PhD in Civil and Environmental Engineering
Current position: Assistant Professor at COMSATS Institute of Information Technology, Pakistan
Research focus: biorefinery, wastewater treatment
Rice is one of the world’s most abundant crops, leaving an annual residue of up to 900 million tonnes of rice straw after harvest. Muhammad is researching the development of a rice straw biorefinery (RSB), which will recover multiple products simultaneously, such as bioethanol and biomaterials like silica and biochar from residual biomass.
His ideas promote cleaner production, improve resource recovery and crucially reduce costs by consolidating various processes in one biorefinery.
2018 Selected as Member of the Global Young Academy
2016 Chinese Academy of Sciences Postdoctoral Fellowship
CV as submitted for the Green Talents award (2014):
COMSATS Institute of Information Technology, Pakistan
Research focus: bioenergy from crop residue; wastewater treatment using microalgae and wastewater treatment by plant-based biosorbents
Assistant Professor Muhammed Saif Ur Rehman’s research focus is on improving the sustainable production process of biofuel to optimise the recovery of valuable by-products, such as biosorbents, which can be used in wastewater treatment.
Applying his background in Chemical Engineering, Muhammad is currently pursuing research projects in the field of Bioenergy and Environmental Engineering. One of the most promising and advanced technologies for sustainable fuel production is the production of bioethanol from lignocellulosic biomass (LCB) from crop residue, forest wood, waste paper and municipal organic waste. However, the process still faces some techno-economical challenges. As rice is the world’s third most abundant crop, leaving an annual crop residue of up to 900 million tonnes of “rice straw” after harvest, Muhammad is researching the development of a rice straw biorefinery (RSB). “Conventionally, most of the previous research in this field has focused on the recovery of a single product from rice straw (i.e. bioethanol)”, he explains.
Muhammad’s concept of an RSB is for a systematic approach allowing the recovery of multiple products simultaneously: “bioethanol as a renewable fuel but also biomaterials (silica and biochar) from residual biomass”. This approach would allow for cleaner production, improved resource recovery and – crucially – reduce the costs by consolidating various processes in one biorefinery. “The biorefinery approach can easily be reinvestigated and scaled up in Pakistan”, says Muhammad, “because the country produces millions of tonnes of crop residues (wheat, rice, cotton, sugarcane, corn etc.) each year”. Together with an interdisciplinary team of colleagues, Muhammad is also investigating sustainable processes for wastewater treatment: a microalgal-advanced oxidation process (MAP) for the textile industry and a biochemical process using bacterial strains for tannery wastewater.
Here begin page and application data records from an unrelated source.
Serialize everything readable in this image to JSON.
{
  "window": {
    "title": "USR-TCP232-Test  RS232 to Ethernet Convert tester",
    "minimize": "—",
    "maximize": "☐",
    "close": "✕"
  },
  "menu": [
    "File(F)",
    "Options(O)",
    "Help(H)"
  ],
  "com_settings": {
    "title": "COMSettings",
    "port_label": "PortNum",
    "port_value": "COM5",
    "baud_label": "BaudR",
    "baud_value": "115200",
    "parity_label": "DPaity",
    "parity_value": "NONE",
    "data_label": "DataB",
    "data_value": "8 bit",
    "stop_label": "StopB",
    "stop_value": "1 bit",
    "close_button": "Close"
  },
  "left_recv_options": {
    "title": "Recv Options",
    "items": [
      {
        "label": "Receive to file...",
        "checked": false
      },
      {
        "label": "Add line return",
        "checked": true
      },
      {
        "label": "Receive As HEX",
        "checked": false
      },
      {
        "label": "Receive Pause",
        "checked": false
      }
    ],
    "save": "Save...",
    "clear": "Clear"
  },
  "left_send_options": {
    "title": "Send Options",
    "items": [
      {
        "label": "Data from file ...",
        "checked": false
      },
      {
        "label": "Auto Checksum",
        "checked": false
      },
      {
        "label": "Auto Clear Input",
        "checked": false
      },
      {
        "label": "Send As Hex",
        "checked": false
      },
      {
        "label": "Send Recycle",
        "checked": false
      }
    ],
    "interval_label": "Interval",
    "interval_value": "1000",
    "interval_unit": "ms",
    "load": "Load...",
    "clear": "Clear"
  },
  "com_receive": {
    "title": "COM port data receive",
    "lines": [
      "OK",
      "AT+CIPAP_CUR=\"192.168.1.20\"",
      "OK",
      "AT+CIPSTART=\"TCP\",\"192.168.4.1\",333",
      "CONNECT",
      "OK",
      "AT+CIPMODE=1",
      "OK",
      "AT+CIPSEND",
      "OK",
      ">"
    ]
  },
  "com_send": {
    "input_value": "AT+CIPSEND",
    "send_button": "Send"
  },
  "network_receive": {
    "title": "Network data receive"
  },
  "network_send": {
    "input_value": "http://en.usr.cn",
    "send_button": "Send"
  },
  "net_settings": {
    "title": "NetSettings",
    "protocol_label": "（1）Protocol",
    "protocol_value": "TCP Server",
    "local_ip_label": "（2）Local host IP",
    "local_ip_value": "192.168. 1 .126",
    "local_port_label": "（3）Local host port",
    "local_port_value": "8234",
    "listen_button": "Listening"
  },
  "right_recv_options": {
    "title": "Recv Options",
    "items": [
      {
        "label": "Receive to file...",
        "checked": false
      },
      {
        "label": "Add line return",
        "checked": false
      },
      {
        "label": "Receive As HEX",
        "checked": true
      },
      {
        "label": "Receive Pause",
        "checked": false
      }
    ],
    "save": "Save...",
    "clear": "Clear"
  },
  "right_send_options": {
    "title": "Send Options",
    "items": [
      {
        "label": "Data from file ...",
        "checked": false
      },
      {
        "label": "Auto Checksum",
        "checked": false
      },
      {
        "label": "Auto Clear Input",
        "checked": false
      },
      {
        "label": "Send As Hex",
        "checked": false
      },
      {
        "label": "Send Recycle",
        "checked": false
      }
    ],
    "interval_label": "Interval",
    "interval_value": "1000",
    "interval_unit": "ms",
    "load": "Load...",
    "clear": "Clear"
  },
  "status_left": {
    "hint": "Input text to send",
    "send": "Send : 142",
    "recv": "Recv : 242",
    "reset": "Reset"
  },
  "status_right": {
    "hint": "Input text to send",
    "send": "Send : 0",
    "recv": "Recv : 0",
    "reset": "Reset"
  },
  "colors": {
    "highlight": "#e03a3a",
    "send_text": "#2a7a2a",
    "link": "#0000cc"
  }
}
The jury lauded Muhammad’s holistic approach to sustainable development research. His projects not only have direct practical applicability but also seek unidentified areas of synergy between hitherto separate production processes to form a more efficient and altogether more sustainable process.